### THE PROBLEM
Copy every line of the records below where the word "label" occurs.

*** Opening of DATASET CONTENT ***

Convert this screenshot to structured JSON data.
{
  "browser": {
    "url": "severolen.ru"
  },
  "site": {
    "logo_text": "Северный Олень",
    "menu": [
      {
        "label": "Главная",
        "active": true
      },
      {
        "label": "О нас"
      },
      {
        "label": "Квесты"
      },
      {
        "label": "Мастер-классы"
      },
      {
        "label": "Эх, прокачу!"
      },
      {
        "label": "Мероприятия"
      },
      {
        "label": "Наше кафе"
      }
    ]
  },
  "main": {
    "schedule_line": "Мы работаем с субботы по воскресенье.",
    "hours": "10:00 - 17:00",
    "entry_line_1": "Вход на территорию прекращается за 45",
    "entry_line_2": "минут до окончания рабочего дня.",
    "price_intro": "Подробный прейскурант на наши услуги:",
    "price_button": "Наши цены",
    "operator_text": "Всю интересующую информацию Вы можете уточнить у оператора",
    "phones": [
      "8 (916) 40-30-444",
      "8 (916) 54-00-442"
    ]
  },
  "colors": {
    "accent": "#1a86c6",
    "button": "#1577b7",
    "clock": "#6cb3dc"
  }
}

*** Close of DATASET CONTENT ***

### EXPECTED ANSWER
        "label": "Главная",
        "label": "О нас"
        "label": "Квесты"
        "label": "Мастер-классы"
        "label": "Эх, прокачу!"
        "label": "Мероприятия"
        "label": "Наше кафе"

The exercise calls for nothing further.